An example of how not to give a Christian answer was provided by the Archbishop of Canterbury, Rowan Williams. Writing in The Sunday Telegraph, Williams said this: "Every single random, accidental death is something that should upset a faith bound up with comfort and ready answers. Faced with the paralyzing magnitude of a disaster like this, we naturally feel more deeply outraged - and also more deeply helpless. We can't see how this is going to be dealt with, we can't see how to make it better. We know, with a rather sick feeling, that we shall have to go on facing it and we can't make it go away or make ourselves feel good." The newspaper headlined the archbishop's column, "Of Course This Makes Us Doubt God's Existence." After the article was published, the archbishop protested the headline, and his spokesman claimed that the paper's characterization of the archbishop's article was "a misrepresentation of the archbishop's views."

In response, the paper acknowledged that while it may have misrepresented the archbishop's argument, nevertheless, "he himself must accept much of the blame." Surely speaking for the paper's readers as well as its editors, the paper observed, "His prose is so obscure, his thought processes so hard to follow, that his message is often unclear." In exasperation, the paper simply concluded, "If Dr. Williams hopes to teach and inspire his flock, he really must learn to express himself more clearly. Otherwise he will be forever doomed to be the victim of his own erudition."

In Australia, much closer to the tragedy, the Anglican Dean of Sydney, Phillip Jensen, explained that natural disasters are a part of God's warning that judgment is coming. Jensen was right of course, as Jesus Himself pointed to natural disasters as a warning to human beings of our own mortality and of the coming judgment of God. Nevertheless, this was too much for more liberal churchmen in Australia. Neil Brown, Dean of Saint Mary's Cathedral [Catholic] described Jensen's comments as "a rather horrible belief when you begin to think about it."

Well, that's orthodox Christian theology, when you think about it.  Jesus clearly warned His disciples that famines and earthquakes, along with wars and other ominous phenomena, would be the "birth pangs" of coming tribulation and judgment [Matthew 24:7-8].

This is no time for theological hand-wringing and evasion. A great tragedy like this is often the catalyst for bad theology offered as soothing counsel from religious professionals.

A faithful Christian response will affirm the true character and power of God--His omnipotence and His benevolence. God is in control of the entire universe, and there is not even a single atom outside His sovereignty. And God's goodness and love are beyond question. The Bible leaves no room for equivocation on either truth.

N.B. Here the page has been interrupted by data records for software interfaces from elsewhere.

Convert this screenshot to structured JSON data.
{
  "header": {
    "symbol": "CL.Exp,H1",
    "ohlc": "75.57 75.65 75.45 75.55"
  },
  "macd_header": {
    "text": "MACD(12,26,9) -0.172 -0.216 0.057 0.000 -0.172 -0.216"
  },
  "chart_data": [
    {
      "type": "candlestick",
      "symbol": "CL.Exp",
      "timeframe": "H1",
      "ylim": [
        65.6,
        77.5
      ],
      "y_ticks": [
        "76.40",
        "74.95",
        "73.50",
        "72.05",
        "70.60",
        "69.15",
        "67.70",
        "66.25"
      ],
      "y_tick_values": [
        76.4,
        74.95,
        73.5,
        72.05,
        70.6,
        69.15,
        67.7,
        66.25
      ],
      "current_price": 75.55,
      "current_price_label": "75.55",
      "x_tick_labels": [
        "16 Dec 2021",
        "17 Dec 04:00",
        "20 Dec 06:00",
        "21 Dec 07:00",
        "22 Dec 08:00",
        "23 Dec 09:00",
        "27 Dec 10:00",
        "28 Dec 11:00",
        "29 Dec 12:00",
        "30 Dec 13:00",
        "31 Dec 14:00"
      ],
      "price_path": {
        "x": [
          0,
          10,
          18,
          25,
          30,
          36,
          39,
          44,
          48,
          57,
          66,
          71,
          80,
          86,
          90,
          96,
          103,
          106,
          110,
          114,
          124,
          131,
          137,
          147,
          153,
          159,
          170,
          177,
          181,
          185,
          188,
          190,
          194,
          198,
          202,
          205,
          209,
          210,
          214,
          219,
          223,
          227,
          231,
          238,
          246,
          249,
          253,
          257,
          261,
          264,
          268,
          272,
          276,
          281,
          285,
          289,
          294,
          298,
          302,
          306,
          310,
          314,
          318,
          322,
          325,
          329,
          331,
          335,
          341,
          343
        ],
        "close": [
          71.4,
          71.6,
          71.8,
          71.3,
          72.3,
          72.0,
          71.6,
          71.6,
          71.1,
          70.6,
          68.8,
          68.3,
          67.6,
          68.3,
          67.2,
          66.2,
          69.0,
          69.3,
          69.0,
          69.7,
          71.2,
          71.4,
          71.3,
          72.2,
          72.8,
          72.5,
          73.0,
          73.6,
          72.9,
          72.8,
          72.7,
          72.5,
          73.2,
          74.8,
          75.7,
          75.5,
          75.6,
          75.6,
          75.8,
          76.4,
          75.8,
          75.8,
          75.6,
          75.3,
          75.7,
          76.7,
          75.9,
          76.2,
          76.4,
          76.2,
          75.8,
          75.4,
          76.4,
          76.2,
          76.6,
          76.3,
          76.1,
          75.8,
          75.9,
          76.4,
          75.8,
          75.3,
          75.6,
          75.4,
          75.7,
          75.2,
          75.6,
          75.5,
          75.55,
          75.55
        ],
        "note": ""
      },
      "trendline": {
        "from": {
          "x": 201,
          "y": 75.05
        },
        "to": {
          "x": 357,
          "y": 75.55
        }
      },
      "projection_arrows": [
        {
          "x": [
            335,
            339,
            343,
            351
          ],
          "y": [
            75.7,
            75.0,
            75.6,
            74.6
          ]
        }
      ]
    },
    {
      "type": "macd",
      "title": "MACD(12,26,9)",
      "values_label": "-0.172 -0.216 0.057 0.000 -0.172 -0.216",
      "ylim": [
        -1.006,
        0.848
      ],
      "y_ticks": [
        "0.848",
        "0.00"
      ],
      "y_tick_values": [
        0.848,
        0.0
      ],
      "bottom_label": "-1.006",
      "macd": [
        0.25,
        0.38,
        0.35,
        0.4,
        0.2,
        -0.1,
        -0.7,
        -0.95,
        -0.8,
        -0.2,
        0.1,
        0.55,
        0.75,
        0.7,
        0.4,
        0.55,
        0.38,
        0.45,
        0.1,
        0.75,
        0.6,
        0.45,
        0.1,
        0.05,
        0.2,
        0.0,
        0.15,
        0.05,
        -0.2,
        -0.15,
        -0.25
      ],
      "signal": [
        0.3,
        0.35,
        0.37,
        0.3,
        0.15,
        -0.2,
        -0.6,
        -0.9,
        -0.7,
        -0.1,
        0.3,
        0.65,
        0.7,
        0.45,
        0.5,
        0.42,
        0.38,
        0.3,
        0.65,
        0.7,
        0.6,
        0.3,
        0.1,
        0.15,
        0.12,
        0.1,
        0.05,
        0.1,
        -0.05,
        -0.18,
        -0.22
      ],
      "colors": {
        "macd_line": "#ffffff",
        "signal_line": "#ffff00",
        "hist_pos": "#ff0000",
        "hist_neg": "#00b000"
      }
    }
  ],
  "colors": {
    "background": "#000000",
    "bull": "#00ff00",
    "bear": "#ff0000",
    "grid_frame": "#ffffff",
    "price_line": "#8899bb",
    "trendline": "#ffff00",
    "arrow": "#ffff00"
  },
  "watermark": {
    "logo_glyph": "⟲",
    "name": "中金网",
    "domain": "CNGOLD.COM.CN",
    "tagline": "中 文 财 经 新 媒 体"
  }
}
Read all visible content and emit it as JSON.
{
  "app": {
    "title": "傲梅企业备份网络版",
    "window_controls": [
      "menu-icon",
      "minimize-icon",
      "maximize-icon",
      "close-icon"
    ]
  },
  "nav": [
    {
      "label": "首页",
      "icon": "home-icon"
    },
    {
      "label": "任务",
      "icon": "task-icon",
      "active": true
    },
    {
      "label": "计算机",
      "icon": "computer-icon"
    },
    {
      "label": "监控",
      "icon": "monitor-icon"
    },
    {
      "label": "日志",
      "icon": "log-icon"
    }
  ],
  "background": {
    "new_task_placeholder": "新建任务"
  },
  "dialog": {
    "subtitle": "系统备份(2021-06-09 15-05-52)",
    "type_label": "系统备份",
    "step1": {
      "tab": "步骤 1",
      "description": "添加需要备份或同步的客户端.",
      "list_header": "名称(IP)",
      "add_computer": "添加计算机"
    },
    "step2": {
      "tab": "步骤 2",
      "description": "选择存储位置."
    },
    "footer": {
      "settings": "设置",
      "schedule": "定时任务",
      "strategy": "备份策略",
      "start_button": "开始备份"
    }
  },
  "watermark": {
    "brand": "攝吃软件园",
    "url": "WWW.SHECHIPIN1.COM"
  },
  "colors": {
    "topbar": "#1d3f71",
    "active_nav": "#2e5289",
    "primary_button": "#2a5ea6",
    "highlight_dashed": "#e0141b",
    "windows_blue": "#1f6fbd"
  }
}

We must speak where the Bible speaks, and be silent where the Scripture is silent. Christians must avoid offering explanations when God has not revealed an explanation. Finally, Christians must respond to a crisis like this by weeping with those who weep, by praying with fervent faithfulness, by offering concrete assistance in Christ's name and, most importantly, by bearing bold witness to the Gospel of Jesus Christ - the only way to bring life out of death.